▸ **What the task asks**:
Because the images are not wanted, restate every line below word for word without them.
==== Supplied records
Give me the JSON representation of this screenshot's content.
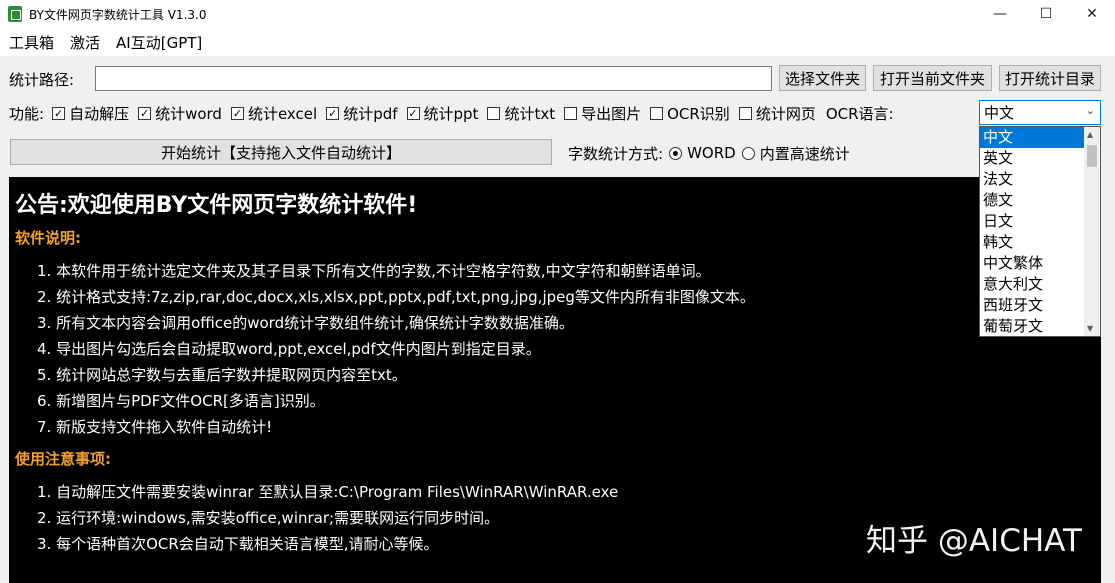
{
  "window": {
    "title": "BY文件网页字数统计工具 V1.3.0",
    "minimize": "—",
    "maximize": "☐",
    "close": "✕"
  },
  "menu": [
    "工具箱",
    "激活",
    "AI互动[GPT]"
  ],
  "path": {
    "label": "统计路径:",
    "value": "",
    "buttons": [
      "选择文件夹",
      "打开当前文件夹",
      "打开统计目录"
    ]
  },
  "functions": {
    "label": "功能:",
    "options": [
      {
        "label": "自动解压",
        "checked": true
      },
      {
        "label": "统计word",
        "checked": true
      },
      {
        "label": "统计excel",
        "checked": true
      },
      {
        "label": "统计pdf",
        "checked": true
      },
      {
        "label": "统计ppt",
        "checked": true
      },
      {
        "label": "统计txt",
        "checked": false
      },
      {
        "label": "导出图片",
        "checked": false
      },
      {
        "label": "OCR识别",
        "checked": false
      },
      {
        "label": "统计网页",
        "checked": false
      }
    ],
    "ocr_label": "OCR语言:",
    "ocr_selected": "中文",
    "ocr_options": [
      "中文",
      "英文",
      "法文",
      "德文",
      "日文",
      "韩文",
      "中文繁体",
      "意大利文",
      "西班牙文",
      "葡萄牙文"
    ]
  },
  "start_button": "开始统计【支持拖入文件自动统计】",
  "count_mode": {
    "label": "字数统计方式:",
    "options": [
      {
        "label": "WORD",
        "selected": true
      },
      {
        "label": "内置高速统计",
        "selected": false
      }
    ]
  },
  "console": {
    "title": "公告:欢迎使用BY文件网页字数统计软件!",
    "section1": "软件说明:",
    "items1": [
      "1. 本软件用于统计选定文件夹及其子目录下所有文件的字数,不计空格字符数,中文字符和朝鲜语单词。",
      "2. 统计格式支持:7z,zip,rar,doc,docx,xls,xlsx,ppt,pptx,pdf,txt,png,jpg,jpeg等文件内所有非图像文本。",
      "3. 所有文本内容会调用office的word统计字数组件统计,确保统计字数数据准确。",
      "4. 导出图片勾选后会自动提取word,ppt,excel,pdf文件内图片到指定目录。",
      "5. 统计网站总字数与去重后字数并提取网页内容至txt。",
      "6. 新增图片与PDF文件OCR[多语言]识别。",
      "7. 新版支持文件拖入软件自动统计!"
    ],
    "section2": "使用注意事项:",
    "items2": [
      "1. 自动解压文件需要安装winrar 至默认目录:C:\\Program Files\\WinRAR\\WinRAR.exe",
      "2. 运行环境:windows,需安装office,winrar;需要联网运行同步时间。",
      "3. 每个语种首次OCR会自动下载相关语言模型,请耐心等候。"
    ]
  },
  "watermark": "知乎 @AICHAT"
}
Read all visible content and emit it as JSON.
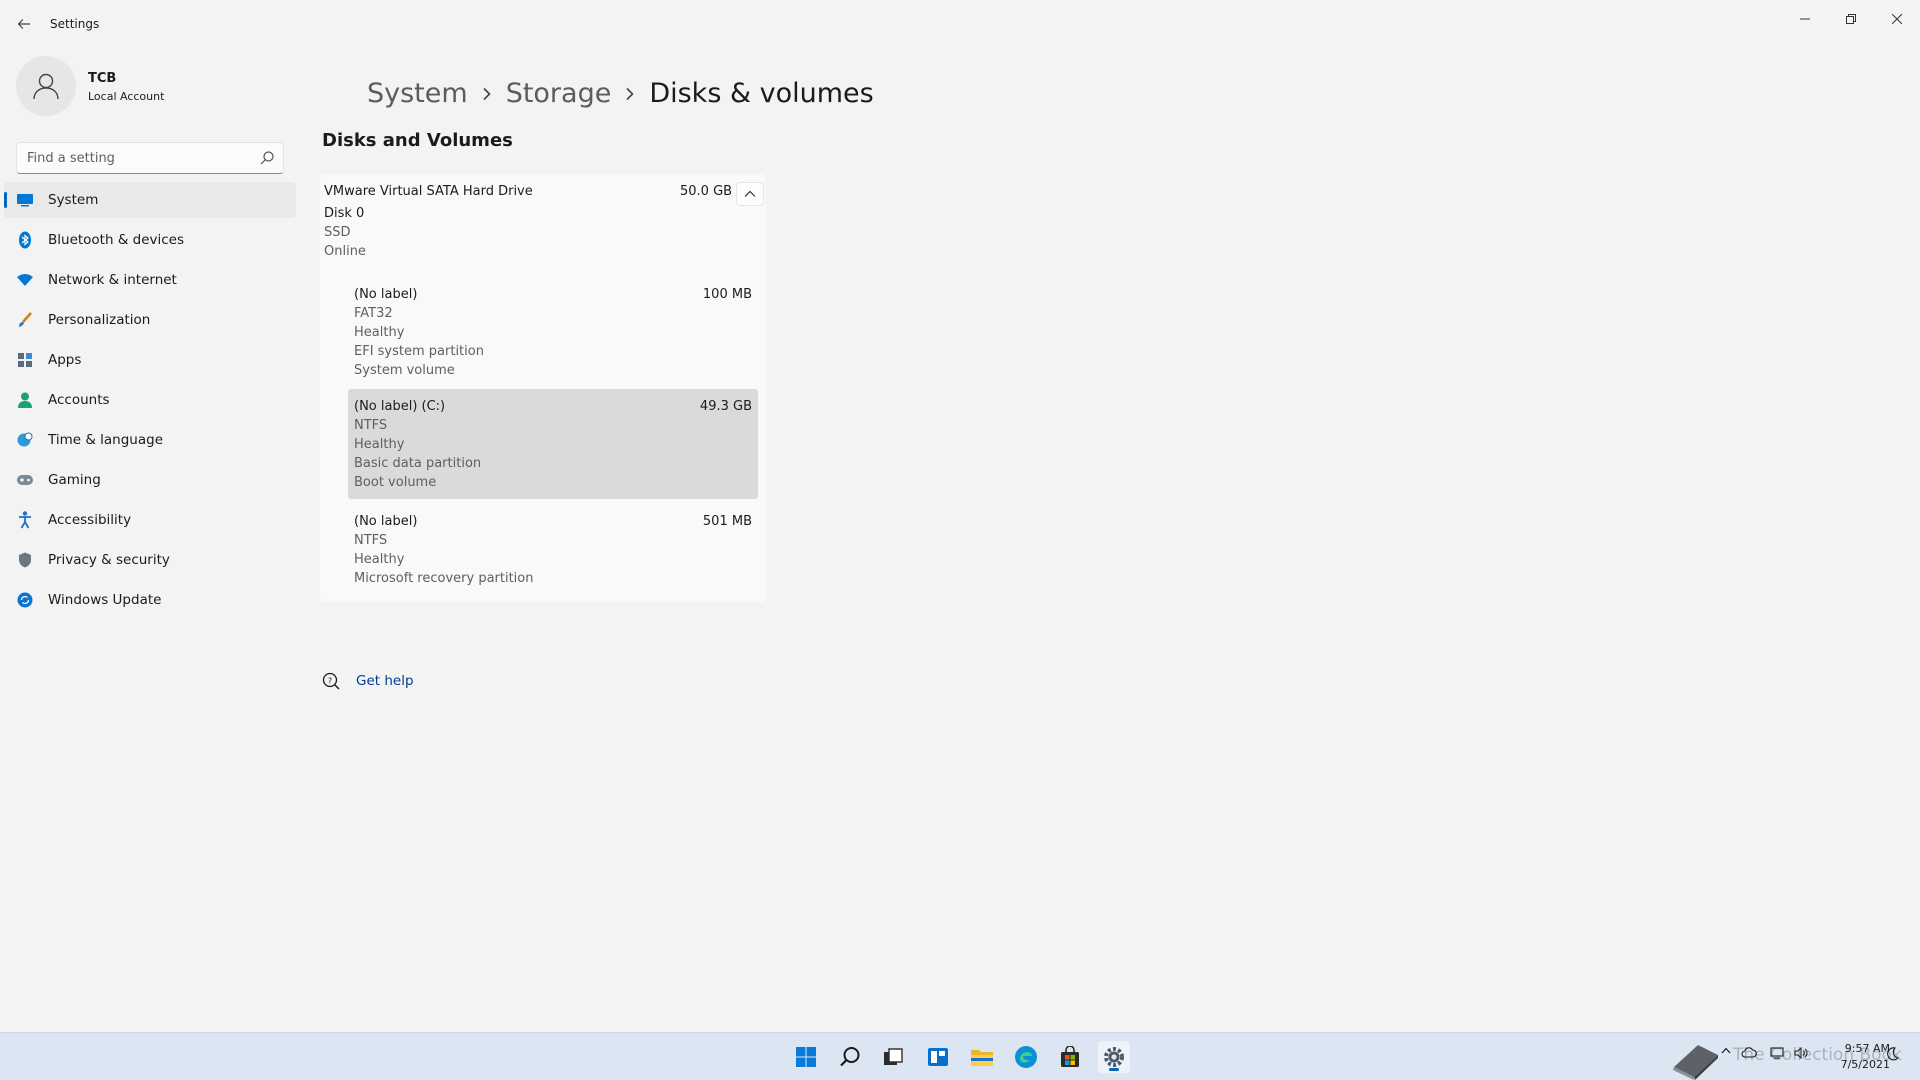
{
  "window": {
    "title": "Settings",
    "back_icon": "back-arrow-icon",
    "controls": [
      "minimize-icon",
      "restore-icon",
      "close-icon"
    ]
  },
  "profile": {
    "name": "TCB",
    "account_type": "Local Account"
  },
  "search": {
    "placeholder": "Find a setting"
  },
  "sidebar": {
    "items": [
      {
        "label": "System",
        "icon": "system-icon",
        "active": true
      },
      {
        "label": "Bluetooth & devices",
        "icon": "bluetooth-icon"
      },
      {
        "label": "Network & internet",
        "icon": "wifi-icon"
      },
      {
        "label": "Personalization",
        "icon": "brush-icon"
      },
      {
        "label": "Apps",
        "icon": "apps-icon"
      },
      {
        "label": "Accounts",
        "icon": "person-icon"
      },
      {
        "label": "Time & language",
        "icon": "globe-clock-icon"
      },
      {
        "label": "Gaming",
        "icon": "gamepad-icon"
      },
      {
        "label": "Accessibility",
        "icon": "accessibility-icon"
      },
      {
        "label": "Privacy & security",
        "icon": "shield-icon"
      },
      {
        "label": "Windows Update",
        "icon": "update-icon"
      }
    ]
  },
  "breadcrumb": {
    "items": [
      "System",
      "Storage",
      "Disks & volumes"
    ]
  },
  "main": {
    "section_title": "Disks and Volumes",
    "disk": {
      "name": "VMware Virtual SATA Hard Drive",
      "size": "50.0 GB",
      "number": "Disk 0",
      "media": "SSD",
      "status": "Online",
      "volumes": [
        {
          "label": "(No label)",
          "size": "100 MB",
          "lines": [
            "FAT32",
            "Healthy",
            "EFI system partition",
            "System volume"
          ]
        },
        {
          "label": "(No label) (C:)",
          "size": "49.3 GB",
          "lines": [
            "NTFS",
            "Healthy",
            "Basic data partition",
            "Boot volume"
          ],
          "selected": true
        },
        {
          "label": "(No label)",
          "size": "501 MB",
          "lines": [
            "NTFS",
            "Healthy",
            "Microsoft recovery partition"
          ]
        }
      ]
    }
  },
  "help": {
    "label": "Get help"
  },
  "taskbar": {
    "apps": [
      "start-icon",
      "search-icon",
      "task-view-icon",
      "widgets-icon",
      "file-explorer-icon",
      "edge-icon",
      "store-icon",
      "settings-icon"
    ],
    "clock": {
      "time": "9:57 AM",
      "date": "7/5/2021"
    },
    "watermark": "The Collection Book"
  },
  "colors": {
    "accent": "#0067c0",
    "background": "#f3f3f3",
    "taskbar": "#dce6f2",
    "link": "#003e92"
  }
}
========
▸ **Exercise result**:
Give me the JSON representation of this screenshot's content.
{
  "window": {
    "title": "BY文件网页字数统计工具 V1.3.0",
    "minimize": "—",
    "maximize": "☐",
    "close": "✕"
  },
  "menu": [
    "工具箱",
    "激活",
    "AI互动[GPT]"
  ],
  "path": {
    "label": "统计路径:",
    "value": "",
    "buttons": [
      "选择文件夹",
      "打开当前文件夹",
      "打开统计目录"
    ]
  },
  "functions": {
    "label": "功能:",
    "options": [
      {
        "label": "自动解压",
        "checked": true
      },
      {
        "label": "统计word",
        "checked": true
      },
      {
        "label": "统计excel",
        "checked": true
      },
      {
        "label": "统计pdf",
        "checked": true
      },
      {
        "label": "统计ppt",
        "checked": true
      },
      {
        "label": "统计txt",
        "checked": false
      },
      {
        "label": "导出图片",
        "checked": false
      },
      {
        "label": "OCR识别",
        "checked": false
      },
      {
        "label": "统计网页",
        "checked": false
      }
    ],
    "ocr_label": "OCR语言:",
    "ocr_selected": "中文",
    "ocr_options": [
      "中文",
      "英文",
      "法文",
      "德文",
      "日文",
      "韩文",
      "中文繁体",
      "意大利文",
      "西班牙文",
      "葡萄牙文"
    ]
  },
  "start_button": "开始统计【支持拖入文件自动统计】",
  "count_mode": {
    "label": "字数统计方式:",
    "options": [
      {
        "label": "WORD",
        "selected": true
      },
      {
        "label": "内置高速统计",
        "selected": false
      }
    ]
  },
  "console": {
    "title": "公告:欢迎使用BY文件网页字数统计软件!",
    "section1": "软件说明:",
    "items1": [
      "1. 本软件用于统计选定文件夹及其子目录下所有文件的字数,不计空格字符数,中文字符和朝鲜语单词。",
      "2. 统计格式支持:7z,zip,rar,doc,docx,xls,xlsx,ppt,pptx,pdf,txt,png,jpg,jpeg等文件内所有非图像文本。",
      "3. 所有文本内容会调用office的word统计字数组件统计,确保统计字数数据准确。",
      "4. 导出图片勾选后会自动提取word,ppt,excel,pdf文件内图片到指定目录。",
      "5. 统计网站总字数与去重后字数并提取网页内容至txt。",
      "6. 新增图片与PDF文件OCR[多语言]识别。",
      "7. 新版支持文件拖入软件自动统计!"
    ],
    "section2": "使用注意事项:",
    "items2": [
      "1. 自动解压文件需要安装winrar 至默认目录:C:\\Program Files\\WinRAR\\WinRAR.exe",
      "2. 运行环境:windows,需安装office,winrar;需要联网运行同步时间。",
      "3. 每个语种首次OCR会自动下载相关语言模型,请耐心等候。"
    ]
  },
  "watermark": "知乎 @AICHAT"
}
Read all visible content and emit it as JSON.
{
  "window": {
    "title": "Settings",
    "back_icon": "back-arrow-icon",
    "controls": [
      "minimize-icon",
      "restore-icon",
      "close-icon"
    ]
  },
  "profile": {
    "name": "TCB",
    "account_type": "Local Account"
  },
  "search": {
    "placeholder": "Find a setting"
  },
  "sidebar": {
    "items": [
      {
        "label": "System",
        "icon": "system-icon",
        "active": true
      },
      {
        "label": "Bluetooth & devices",
        "icon": "bluetooth-icon"
      },
      {
        "label": "Network & internet",
        "icon": "wifi-icon"
      },
      {
        "label": "Personalization",
        "icon": "brush-icon"
      },
      {
        "label": "Apps",
        "icon": "apps-icon"
      },
      {
        "label": "Accounts",
        "icon": "person-icon"
      },
      {
        "label": "Time & language",
        "icon": "globe-clock-icon"
      },
      {
        "label": "Gaming",
        "icon": "gamepad-icon"
      },
      {
        "label": "Accessibility",
        "icon": "accessibility-icon"
      },
      {
        "label": "Privacy & security",
        "icon": "shield-icon"
      },
      {
        "label": "Windows Update",
        "icon": "update-icon"
      }
    ]
  },
  "breadcrumb": {
    "items": [
      "System",
      "Storage",
      "Disks & volumes"
    ]
  },
  "main": {
    "section_title": "Disks and Volumes",
    "disk": {
      "name": "VMware Virtual SATA Hard Drive",
      "size": "50.0 GB",
      "number": "Disk 0",
      "media": "SSD",
      "status": "Online",
      "volumes": [
        {
          "label": "(No label)",
          "size": "100 MB",
          "lines": [
            "FAT32",
            "Healthy",
            "EFI system partition",
            "System volume"
          ]
        },
        {
          "label": "(No label) (C:)",
          "size": "49.3 GB",
          "lines": [
            "NTFS",
            "Healthy",
            "Basic data partition",
            "Boot volume"
          ],
          "selected": true
        },
        {
          "label": "(No label)",
          "size": "501 MB",
          "lines": [
            "NTFS",
            "Healthy",
            "Microsoft recovery partition"
          ]
        }
      ]
    }
  },
  "help": {
    "label": "Get help"
  },
  "taskbar": {
    "apps": [
      "start-icon",
      "search-icon",
      "task-view-icon",
      "widgets-icon",
      "file-explorer-icon",
      "edge-icon",
      "store-icon",
      "settings-icon"
    ],
    "clock": {
      "time": "9:57 AM",
      "date": "7/5/2021"
    },
    "watermark": "The Collection Book"
  },
  "colors": {
    "accent": "#0067c0",
    "background": "#f3f3f3",
    "taskbar": "#dce6f2",
    "link": "#003e92"
  }
}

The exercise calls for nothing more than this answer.